In a statement to Poynter Monday, Proper Media attorney Karl Kronenberger disputed some details in Snopes' fundaraising plea:
Proper Media suggests that the media conduct its own fact-check of the fundraising plea posted today on Snopes.com.
First, Proper Media is far more than an “outside vendor” to Bardav, Inc., the company that owns Snopes. In fact, it is a 50% co-owner of Bardav.
Second, in a pending lawsuit, Proper Media has alleged Bardav’s other co-owner, David Mikkelson has engaged in gross financial, technical, and corporate mismanagement, which is reflected in court documents and multiple independent media reports.
Third, as alleged in the lawsuit, Mr. Mikkelson locked out Proper Media from management and control of the company, giving Mr. Mikkelson unfettered access to Bardav’s bank accounts.
Fourth, it is the height of irony that in today’s post, Mr. Mikkelson attempts to rewrite history by saying Snopes “began as a small one-person effort in 1994”—erasing his co-founder, former partner, and wife of many years, Barbara Mikkelson, who owned 50% of Bardav before selling her interest to Proper Media in 2016.
In summary, today’s post only confirms Proper Media’s allegations that Mr. Mikkelson has drained the company’s bank accounts and is unable to operate Snopes profitably without Proper Media’s expertise and management.
The complaints were both filed in the Superior Court of California in San Diego County, with Proper Media filing in early May and Bardav in early June. Proper Media has requested a jury trial, but if the legal struggle doesn't resolve soon, Snopes says it faces substantial financial trouble.
"Our legal team is fighting hard for us, but, having been cut off from all revenue, we are facing the prospect of having no financial means to continue operating the site and paying our staff (not to mention covering our legal fees) in the meanwhile," Monday's letter reads.
Here's Snopes' full letter:
Snopes.com, which began as a small one-person effort in 1994 and has since become one of the Internet’s oldest and most popular fact-checking sites, is in danger of closing its doors. So, for the first time in our history, we are turning to you, our readership, for help.
Since our inception, we have always been a self-sustaining site that provides a free service to the online world: we’ve had no sponsors, no outside investors or funding, and no source of revenue other than that provided by online advertising. Unfortunately, we have been cut off from our historic source of advertising income.
We had previously contracted with an outside vendor to provide certain services for Snopes.com. That contractual relationship ended earlier this year, but the vendor will not acknowledge the change in contractual status and continues to essentially hold the Snopes.com web site hostage. Although we maintain editorial control (for now), the vendor will not relinquish the site’s hosting to our control, so we cannot modify the site, develop it, or — most crucially — place advertising on it. The vendor continues to insert their own ads and has been withholding the advertising revenue from us.

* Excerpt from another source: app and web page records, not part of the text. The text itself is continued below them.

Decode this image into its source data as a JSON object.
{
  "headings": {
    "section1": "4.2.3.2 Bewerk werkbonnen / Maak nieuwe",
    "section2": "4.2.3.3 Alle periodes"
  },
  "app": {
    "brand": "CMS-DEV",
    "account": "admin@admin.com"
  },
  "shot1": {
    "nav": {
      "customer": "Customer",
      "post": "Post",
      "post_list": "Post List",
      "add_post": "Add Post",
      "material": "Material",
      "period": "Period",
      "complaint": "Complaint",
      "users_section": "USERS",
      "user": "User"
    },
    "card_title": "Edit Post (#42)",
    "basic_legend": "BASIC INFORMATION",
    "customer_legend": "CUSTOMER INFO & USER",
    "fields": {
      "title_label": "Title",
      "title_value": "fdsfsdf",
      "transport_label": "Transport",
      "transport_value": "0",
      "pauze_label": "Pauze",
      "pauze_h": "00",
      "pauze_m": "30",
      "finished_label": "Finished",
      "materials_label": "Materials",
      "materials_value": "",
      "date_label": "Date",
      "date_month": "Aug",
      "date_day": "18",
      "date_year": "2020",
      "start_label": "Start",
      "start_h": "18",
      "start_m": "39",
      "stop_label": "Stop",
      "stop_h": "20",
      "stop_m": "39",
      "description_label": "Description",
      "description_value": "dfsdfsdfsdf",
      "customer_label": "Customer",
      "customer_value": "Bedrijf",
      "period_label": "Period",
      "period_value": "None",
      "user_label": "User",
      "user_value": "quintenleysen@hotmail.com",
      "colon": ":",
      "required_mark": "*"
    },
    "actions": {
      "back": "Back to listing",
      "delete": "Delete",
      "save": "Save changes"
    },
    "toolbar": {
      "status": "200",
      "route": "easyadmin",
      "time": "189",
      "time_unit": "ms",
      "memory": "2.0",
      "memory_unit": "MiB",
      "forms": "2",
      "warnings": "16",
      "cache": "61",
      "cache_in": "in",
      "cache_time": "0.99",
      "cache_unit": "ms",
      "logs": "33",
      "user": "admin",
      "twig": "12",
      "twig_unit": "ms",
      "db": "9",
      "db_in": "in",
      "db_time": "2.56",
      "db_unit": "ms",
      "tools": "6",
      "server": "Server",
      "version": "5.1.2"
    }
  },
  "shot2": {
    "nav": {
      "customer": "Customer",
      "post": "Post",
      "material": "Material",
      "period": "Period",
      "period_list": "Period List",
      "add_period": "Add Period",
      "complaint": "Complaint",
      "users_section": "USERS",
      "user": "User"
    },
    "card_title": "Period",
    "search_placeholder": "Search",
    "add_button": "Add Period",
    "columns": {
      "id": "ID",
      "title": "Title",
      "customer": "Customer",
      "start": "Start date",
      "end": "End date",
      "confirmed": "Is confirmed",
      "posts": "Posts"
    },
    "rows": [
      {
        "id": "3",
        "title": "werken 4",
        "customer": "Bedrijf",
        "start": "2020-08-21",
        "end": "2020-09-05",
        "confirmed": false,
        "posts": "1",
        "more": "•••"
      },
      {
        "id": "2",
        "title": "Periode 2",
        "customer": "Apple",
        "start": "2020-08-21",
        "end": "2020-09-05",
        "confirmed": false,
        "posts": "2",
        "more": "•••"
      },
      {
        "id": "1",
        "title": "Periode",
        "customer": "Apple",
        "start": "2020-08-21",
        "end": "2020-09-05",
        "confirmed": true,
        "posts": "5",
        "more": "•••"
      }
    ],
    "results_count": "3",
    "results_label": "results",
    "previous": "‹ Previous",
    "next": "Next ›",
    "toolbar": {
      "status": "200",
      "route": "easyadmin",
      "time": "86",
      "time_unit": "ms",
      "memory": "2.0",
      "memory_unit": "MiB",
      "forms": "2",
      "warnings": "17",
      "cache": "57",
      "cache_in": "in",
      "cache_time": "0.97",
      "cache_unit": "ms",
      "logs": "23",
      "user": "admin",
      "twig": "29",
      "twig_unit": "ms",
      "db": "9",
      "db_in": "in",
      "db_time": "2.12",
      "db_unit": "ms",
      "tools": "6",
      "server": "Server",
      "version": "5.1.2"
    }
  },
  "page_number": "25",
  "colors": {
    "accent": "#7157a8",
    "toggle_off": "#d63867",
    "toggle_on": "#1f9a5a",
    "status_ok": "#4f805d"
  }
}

Our legal team is fighting hard for us, but, having been cut off from all revenue, we are facing the prospect of having no financial means to continue operating the site and paying our staff (not to mention covering our legal fees) in the meanwhile.
As misinformation has increasingly threatened democracies around the world (including our own), Snopes.com has stood in the forefront of fighting for truth and dispelling misinformation online. It is vital that these efforts continue, so we are asking the Snopes.com community to donate what they can. (Our suggested donation is $10, but if you can give more please consider doing so — every little bit helps.)
We need our community now more than ever, as it is only through your support that Snopes.com can remain the community and resource we all know and love.